The key to making a difference is paying attention to what’s happening and voting, according to the officials.
“We want Black folks to understand that their interests are being impacted in Tallahassee and that they need to become more engaged in what’s going on,” state Rep. Chris Benjamin said.
Saturday’s sweltering heat didn’t dissuade the enthusiasm among the crowd.

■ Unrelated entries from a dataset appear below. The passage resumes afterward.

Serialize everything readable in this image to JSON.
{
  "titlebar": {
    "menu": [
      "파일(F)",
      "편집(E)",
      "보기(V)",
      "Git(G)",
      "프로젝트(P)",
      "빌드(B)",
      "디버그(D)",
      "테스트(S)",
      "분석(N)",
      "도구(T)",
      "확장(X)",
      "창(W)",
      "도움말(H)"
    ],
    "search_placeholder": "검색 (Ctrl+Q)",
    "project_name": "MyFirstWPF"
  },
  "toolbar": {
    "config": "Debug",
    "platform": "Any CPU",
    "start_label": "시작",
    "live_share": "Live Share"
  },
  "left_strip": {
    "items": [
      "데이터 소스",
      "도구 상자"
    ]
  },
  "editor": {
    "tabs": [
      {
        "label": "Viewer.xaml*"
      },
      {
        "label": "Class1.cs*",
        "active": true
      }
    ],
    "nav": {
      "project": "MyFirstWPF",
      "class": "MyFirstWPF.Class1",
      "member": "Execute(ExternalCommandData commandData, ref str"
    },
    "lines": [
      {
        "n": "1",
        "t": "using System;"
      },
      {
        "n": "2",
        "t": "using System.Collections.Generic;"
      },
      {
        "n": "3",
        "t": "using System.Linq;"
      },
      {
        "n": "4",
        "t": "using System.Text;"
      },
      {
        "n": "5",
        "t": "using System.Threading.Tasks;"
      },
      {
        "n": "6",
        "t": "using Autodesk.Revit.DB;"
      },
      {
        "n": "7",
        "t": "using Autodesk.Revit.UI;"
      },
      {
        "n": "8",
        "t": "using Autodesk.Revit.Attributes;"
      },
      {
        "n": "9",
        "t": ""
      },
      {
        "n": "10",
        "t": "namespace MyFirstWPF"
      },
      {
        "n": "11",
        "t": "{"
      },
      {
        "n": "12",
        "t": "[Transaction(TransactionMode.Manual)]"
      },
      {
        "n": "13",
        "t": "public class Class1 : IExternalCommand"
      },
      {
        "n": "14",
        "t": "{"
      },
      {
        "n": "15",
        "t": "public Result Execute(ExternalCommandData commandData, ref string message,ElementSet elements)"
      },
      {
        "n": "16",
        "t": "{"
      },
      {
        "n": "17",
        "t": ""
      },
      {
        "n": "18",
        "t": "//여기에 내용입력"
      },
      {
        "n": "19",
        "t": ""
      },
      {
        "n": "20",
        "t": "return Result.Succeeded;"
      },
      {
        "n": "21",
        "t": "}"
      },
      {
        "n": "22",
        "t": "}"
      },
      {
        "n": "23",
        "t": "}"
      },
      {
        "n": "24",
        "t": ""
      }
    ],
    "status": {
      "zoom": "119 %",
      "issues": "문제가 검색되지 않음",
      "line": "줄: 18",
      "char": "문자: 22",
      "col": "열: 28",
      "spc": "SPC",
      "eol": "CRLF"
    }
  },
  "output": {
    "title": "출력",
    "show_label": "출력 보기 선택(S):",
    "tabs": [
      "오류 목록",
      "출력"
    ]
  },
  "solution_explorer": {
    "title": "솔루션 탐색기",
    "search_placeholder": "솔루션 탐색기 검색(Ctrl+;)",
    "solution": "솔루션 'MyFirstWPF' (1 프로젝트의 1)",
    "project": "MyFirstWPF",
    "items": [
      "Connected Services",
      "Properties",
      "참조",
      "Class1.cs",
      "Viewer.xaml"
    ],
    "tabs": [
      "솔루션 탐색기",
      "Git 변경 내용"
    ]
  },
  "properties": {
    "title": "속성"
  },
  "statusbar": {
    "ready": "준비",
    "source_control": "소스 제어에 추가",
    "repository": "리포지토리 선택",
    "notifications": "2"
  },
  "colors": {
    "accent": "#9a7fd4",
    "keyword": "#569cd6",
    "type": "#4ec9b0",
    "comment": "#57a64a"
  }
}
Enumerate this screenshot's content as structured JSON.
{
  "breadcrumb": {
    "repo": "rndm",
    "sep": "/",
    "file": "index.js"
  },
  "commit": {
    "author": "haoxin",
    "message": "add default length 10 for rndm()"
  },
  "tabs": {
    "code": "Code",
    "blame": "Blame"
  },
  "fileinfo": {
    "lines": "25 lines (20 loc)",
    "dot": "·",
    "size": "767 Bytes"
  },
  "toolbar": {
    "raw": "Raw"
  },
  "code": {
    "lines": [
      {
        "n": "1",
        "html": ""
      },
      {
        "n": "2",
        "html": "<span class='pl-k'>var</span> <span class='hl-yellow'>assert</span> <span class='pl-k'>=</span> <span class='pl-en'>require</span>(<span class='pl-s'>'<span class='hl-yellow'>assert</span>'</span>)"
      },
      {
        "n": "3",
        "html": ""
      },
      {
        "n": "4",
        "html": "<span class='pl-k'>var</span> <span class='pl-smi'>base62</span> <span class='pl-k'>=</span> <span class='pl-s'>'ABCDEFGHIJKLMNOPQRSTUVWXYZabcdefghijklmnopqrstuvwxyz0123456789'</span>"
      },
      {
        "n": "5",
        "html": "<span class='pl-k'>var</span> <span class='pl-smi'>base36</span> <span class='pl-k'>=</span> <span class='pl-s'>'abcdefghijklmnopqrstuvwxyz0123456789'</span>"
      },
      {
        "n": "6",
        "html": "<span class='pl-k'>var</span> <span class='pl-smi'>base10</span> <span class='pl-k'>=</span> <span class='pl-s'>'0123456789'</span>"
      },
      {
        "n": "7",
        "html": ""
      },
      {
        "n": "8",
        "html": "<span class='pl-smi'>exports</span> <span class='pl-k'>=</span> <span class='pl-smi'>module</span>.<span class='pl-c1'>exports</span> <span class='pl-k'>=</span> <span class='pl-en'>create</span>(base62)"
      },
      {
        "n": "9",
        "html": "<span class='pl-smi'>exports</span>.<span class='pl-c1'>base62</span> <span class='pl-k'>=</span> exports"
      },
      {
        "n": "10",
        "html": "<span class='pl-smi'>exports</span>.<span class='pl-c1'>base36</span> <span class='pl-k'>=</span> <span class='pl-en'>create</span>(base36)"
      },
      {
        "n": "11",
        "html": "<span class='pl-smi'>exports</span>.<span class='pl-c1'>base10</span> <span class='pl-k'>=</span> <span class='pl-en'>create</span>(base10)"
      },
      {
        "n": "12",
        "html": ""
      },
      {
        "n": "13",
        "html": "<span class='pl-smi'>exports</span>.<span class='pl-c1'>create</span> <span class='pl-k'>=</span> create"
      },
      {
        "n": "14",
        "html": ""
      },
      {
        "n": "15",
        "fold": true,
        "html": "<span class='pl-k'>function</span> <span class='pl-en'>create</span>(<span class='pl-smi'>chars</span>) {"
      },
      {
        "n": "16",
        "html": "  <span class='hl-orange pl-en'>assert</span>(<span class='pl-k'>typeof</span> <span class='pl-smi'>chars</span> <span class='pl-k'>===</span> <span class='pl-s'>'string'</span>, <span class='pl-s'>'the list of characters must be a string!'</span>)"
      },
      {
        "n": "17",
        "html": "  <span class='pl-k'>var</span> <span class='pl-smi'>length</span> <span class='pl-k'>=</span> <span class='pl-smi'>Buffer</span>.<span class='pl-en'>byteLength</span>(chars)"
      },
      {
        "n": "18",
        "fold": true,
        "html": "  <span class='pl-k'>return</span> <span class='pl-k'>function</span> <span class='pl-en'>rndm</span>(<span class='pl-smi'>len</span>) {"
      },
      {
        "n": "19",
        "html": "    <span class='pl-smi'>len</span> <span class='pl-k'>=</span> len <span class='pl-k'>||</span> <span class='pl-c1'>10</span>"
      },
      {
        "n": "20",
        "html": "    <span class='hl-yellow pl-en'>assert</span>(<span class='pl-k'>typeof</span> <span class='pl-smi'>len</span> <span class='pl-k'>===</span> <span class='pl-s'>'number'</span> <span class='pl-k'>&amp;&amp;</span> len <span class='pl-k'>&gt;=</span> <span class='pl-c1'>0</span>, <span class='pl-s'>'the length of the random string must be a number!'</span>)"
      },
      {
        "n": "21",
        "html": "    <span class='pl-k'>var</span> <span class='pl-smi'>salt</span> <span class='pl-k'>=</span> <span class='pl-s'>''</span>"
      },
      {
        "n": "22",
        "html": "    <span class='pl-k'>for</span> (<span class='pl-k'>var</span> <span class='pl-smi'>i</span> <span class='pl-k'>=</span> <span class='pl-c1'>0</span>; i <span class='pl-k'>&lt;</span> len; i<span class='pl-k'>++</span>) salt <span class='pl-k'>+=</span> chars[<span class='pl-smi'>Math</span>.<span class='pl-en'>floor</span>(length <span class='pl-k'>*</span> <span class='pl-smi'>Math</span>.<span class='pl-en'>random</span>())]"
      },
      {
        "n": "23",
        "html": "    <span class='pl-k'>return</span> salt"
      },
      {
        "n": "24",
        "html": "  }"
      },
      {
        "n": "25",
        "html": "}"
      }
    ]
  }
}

People clapped and cheered as they vowed to reach out to others and show them how to have their voices heard.
State Rep. Felecia Robinson said one purpose of Saturday’s gathering was to educate, motivate and mobilize.
Miramar Mayor Wayne Messam also made a plea to Blacks to get out and vote.
“The battle keeps going on and on and on, and there’s a constant chipping away of our civil liberties,” he said.
State Sen. Dr. Rosalind Osgood said Blacks can’t sit silently as bills such as HB 1 become law.
“We don’t need permission to say, ‘We’re Black and we’re proud!’” she said.
Benjamin agreed, saying elected officials such as Gov. Ron DeSantis don’t like Blacks to be “woke.”
“Being woke means being awakened to the things happening around you,” Benjamin said.
Benjamin said he has a positive takeaway from Saturday’s gathering, but it’s also a reminder he and others must remain vigilant.
“It’s a lot more work to be done and that’s why rallies like this are necessary,” he said. “We’re trying to energize that base, we’re trying to get them to understand really what I said is true — as Black people, we don’t have the luxury to be apathetic. We just don’t have that luxury.”